After huge upheavals in the housing market throughout the 2000s, the market showed signs of leveling off by late 2010 and early 2011. Still, despite hopeful economic indicators, as of 2011 a full third of all houses on the market were distressed properties -- those whose owners have defaulted or are about to default on their mortgages [source: Gibbs]. Largely because of desperation on the part of the owners of these properties, and their lenders, distressed homes can be much cheaper than comparable homes for sale. There are a few basic types of distressed properties.

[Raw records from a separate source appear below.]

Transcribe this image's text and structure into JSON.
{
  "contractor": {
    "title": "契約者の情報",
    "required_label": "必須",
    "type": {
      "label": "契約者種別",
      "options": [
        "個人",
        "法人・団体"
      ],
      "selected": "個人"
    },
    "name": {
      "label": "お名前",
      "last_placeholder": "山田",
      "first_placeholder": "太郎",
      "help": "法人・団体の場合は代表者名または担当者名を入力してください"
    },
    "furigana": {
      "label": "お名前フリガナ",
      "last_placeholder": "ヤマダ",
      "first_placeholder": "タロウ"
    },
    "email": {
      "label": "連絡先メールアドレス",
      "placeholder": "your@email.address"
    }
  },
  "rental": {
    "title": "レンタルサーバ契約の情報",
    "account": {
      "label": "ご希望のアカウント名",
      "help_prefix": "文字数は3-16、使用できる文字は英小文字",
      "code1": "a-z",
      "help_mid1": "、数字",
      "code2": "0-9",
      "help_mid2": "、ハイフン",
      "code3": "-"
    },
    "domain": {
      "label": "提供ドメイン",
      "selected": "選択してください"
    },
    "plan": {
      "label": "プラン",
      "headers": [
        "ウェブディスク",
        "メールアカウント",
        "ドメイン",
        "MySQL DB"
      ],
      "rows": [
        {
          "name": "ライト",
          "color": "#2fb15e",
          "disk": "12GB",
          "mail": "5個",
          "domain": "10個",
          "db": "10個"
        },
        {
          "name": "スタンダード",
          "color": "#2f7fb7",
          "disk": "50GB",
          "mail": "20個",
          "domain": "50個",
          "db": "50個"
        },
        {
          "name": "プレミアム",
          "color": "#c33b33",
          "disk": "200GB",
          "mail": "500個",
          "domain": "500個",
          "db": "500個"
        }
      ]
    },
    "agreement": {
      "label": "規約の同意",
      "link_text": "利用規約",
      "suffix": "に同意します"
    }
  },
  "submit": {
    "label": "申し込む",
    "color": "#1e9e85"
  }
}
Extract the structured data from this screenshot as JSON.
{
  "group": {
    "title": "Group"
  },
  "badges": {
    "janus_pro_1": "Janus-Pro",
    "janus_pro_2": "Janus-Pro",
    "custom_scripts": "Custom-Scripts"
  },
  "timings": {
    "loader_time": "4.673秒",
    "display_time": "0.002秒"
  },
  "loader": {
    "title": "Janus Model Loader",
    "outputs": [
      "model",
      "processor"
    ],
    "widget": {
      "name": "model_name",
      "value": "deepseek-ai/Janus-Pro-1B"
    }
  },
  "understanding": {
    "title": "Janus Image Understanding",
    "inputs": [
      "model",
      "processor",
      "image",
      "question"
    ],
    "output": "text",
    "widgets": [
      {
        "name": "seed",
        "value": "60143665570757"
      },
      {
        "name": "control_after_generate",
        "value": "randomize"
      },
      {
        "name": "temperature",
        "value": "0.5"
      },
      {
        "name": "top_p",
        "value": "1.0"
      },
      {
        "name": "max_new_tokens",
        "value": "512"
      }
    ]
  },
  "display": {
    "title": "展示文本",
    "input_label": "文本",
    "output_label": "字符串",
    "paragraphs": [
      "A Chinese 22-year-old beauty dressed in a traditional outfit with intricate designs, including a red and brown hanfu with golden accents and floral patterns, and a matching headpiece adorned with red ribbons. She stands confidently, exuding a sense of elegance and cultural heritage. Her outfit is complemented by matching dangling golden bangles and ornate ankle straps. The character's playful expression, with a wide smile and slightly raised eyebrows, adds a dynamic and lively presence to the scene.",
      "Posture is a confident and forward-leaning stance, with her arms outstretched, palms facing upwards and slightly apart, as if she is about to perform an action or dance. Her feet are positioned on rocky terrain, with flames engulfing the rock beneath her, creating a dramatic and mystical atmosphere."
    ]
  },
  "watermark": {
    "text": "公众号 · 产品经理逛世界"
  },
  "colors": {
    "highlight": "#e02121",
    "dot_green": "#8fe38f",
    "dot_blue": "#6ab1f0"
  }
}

In a short sale, a property is headed for foreclosure, and the owner of the home tries to sell the house for lower than what is owed on the mortgage. The lender takes a hit on the price to avoid foreclosure and cut its losses. When prices in the area have plummeted so far that it would be nearly impossible to sell the house for the value of the mortgage, short sales give lenders and homeowners a way out of the loan agreement.
At a foreclosure auction, banks and other lenders auction off properties that have been repossessed from owners who defaulted on their mortgage loans. Auctions are held at public facilities like courthouses and are best left to investors with large amounts of cash to spend. Individual buyers should usually steer clear, since all bids have to be backed up with a check in-hand for the entire sale price [source: Fulmer]. Even more frightening is the fact that houses at auction are usually purchased site unseen.
An REO (real estate owned) foreclosure is what people are usually talking about when they describe a property as a "foreclosure." This is a bank- or lender-owned home that you purchase directly from the lender in a process similar to typical home sales.
All distressed properties have the same basic advantages and disadvantages. On the plus side, a distressed home will typically be priced significantly lower than it would be sold for if it weren't distressed [source: Re/Max]. But these houses won't necessarily be dirt cheap. Widespread foreclosures drive down prices of non-distressed homes, so you might not need to seek out distressed homes to get a bargain [source: McQueen]. On the down side, distressed homes take more time and effort at virtually every stage of the process, require a large amount of paperwork and frequently need major repairs [source: Re/Max]. Read on to learn when you should go for it, and when you shouldn't, when it comes to distressed property purchases.